*** Records for the task Section Begins ***
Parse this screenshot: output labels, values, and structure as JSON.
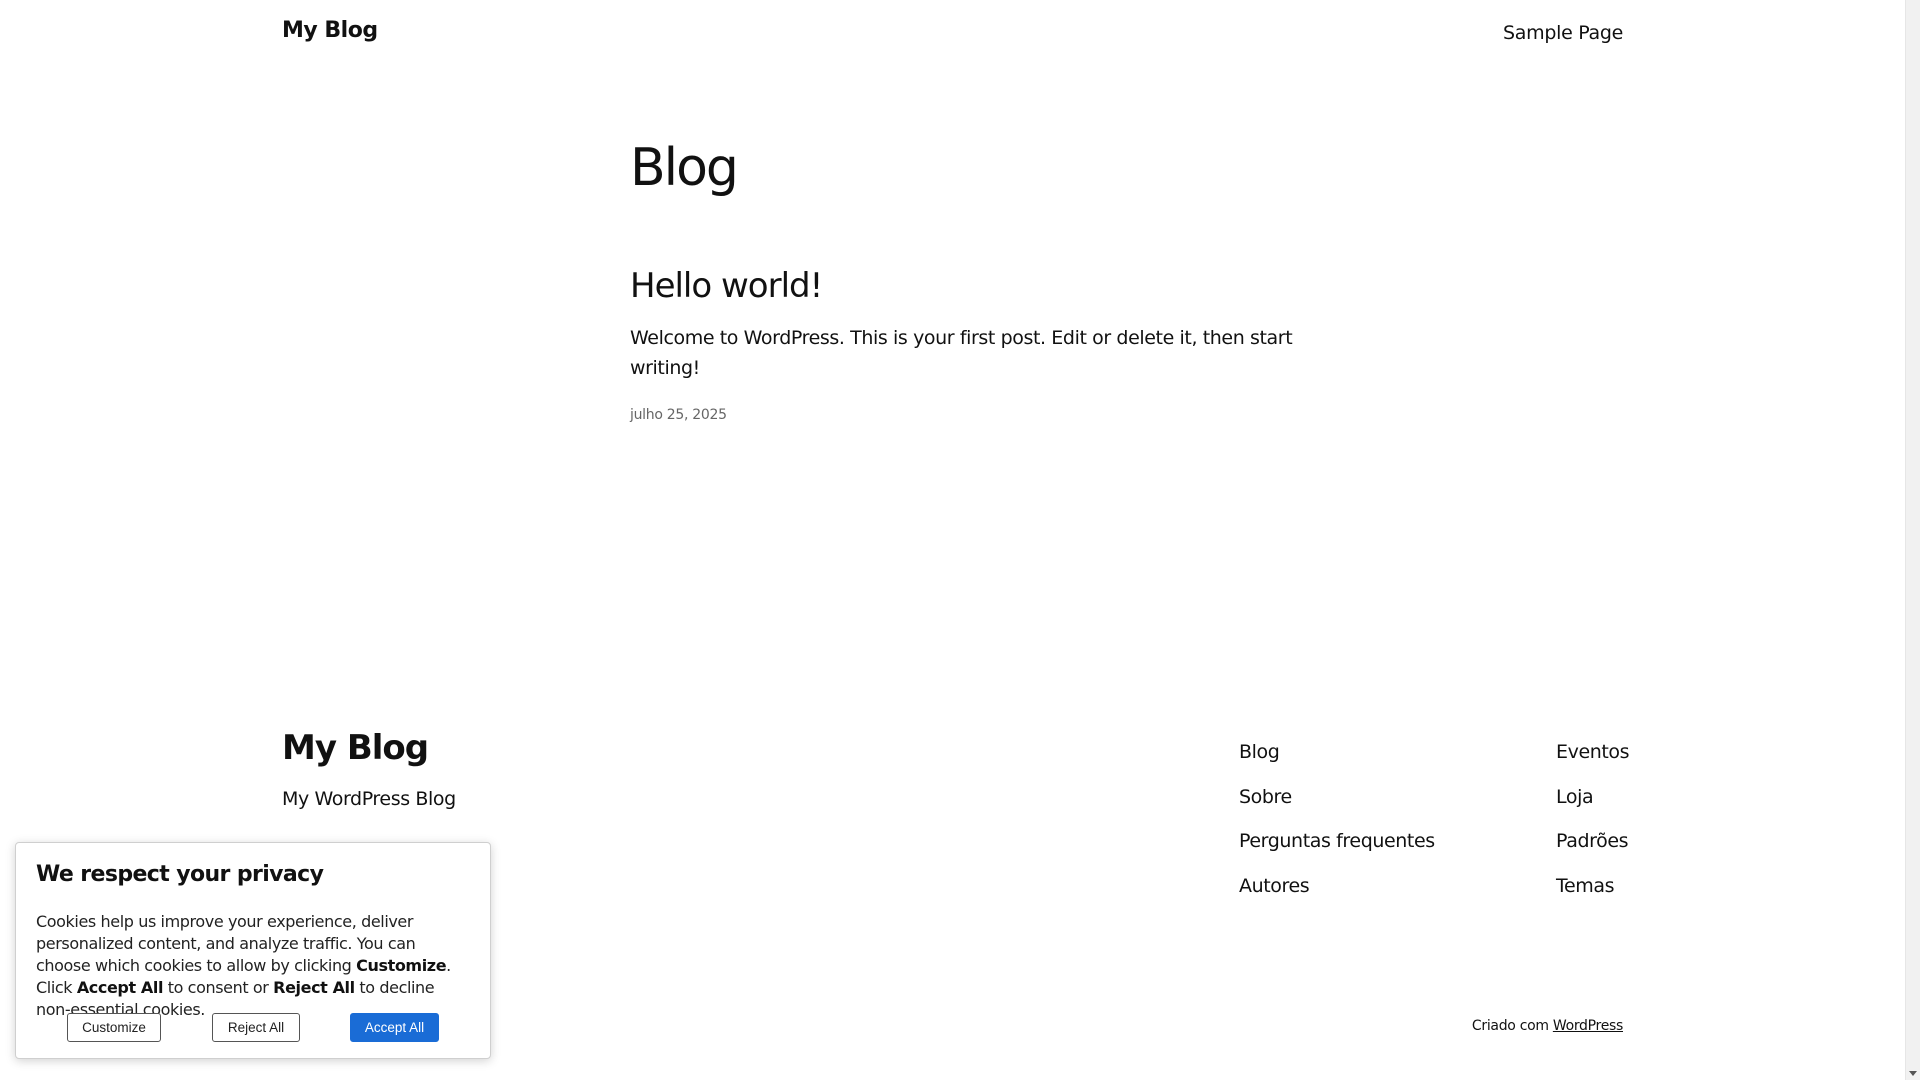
{
  "header": {
    "site_title": "My Blog",
    "nav": [
      "Sample Page"
    ]
  },
  "main": {
    "page_heading": "Blog",
    "post": {
      "title": "Hello world!",
      "excerpt": "Welcome to WordPress. This is your first post. Edit or delete it, then start writing!",
      "date": "julho 25, 2025"
    }
  },
  "footer": {
    "site_title": "My Blog",
    "tagline": "My WordPress Blog",
    "columns": [
      [
        "Blog",
        "Sobre",
        "Perguntas frequentes",
        "Autores"
      ],
      [
        "Eventos",
        "Loja",
        "Padrões",
        "Temas"
      ]
    ],
    "credit_prefix": "Criado com",
    "credit_link": "WordPress"
  },
  "cookie_banner": {
    "title": "We respect your privacy",
    "text_1": "Cookies help us improve your experience, deliver personalized content, and analyze traffic. You can choose which cookies to allow by clicking ",
    "bold_customize": "Customize",
    "text_2": ". Click ",
    "bold_accept": "Accept All",
    "text_3": " to consent or ",
    "bold_reject": "Reject All",
    "text_4": " to decline non-essential cookies.",
    "buttons": {
      "customize": "Customize",
      "reject": "Reject All",
      "accept": "Accept All"
    },
    "accept_color": "#1a6cd6"
  }
}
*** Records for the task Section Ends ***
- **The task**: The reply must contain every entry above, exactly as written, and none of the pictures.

- **Result of the exercise**:
Parse this screenshot: output labels, values, and structure as JSON.
{
  "header": {
    "site_title": "My Blog",
    "nav": [
      "Sample Page"
    ]
  },
  "main": {
    "page_heading": "Blog",
    "post": {
      "title": "Hello world!",
      "excerpt": "Welcome to WordPress. This is your first post. Edit or delete it, then start writing!",
      "date": "julho 25, 2025"
    }
  },
  "footer": {
    "site_title": "My Blog",
    "tagline": "My WordPress Blog",
    "columns": [
      [
        "Blog",
        "Sobre",
        "Perguntas frequentes",
        "Autores"
      ],
      [
        "Eventos",
        "Loja",
        "Padrões",
        "Temas"
      ]
    ],
    "credit_prefix": "Criado com",
    "credit_link": "WordPress"
  },
  "cookie_banner": {
    "title": "We respect your privacy",
    "text_1": "Cookies help us improve your experience, deliver personalized content, and analyze traffic. You can choose which cookies to allow by clicking ",
    "bold_customize": "Customize",
    "text_2": ". Click ",
    "bold_accept": "Accept All",
    "text_3": " to consent or ",
    "bold_reject": "Reject All",
    "text_4": " to decline non-essential cookies.",
    "buttons": {
      "customize": "Customize",
      "reject": "Reject All",
      "accept": "Accept All"
    },
    "accept_color": "#1a6cd6"
  }
}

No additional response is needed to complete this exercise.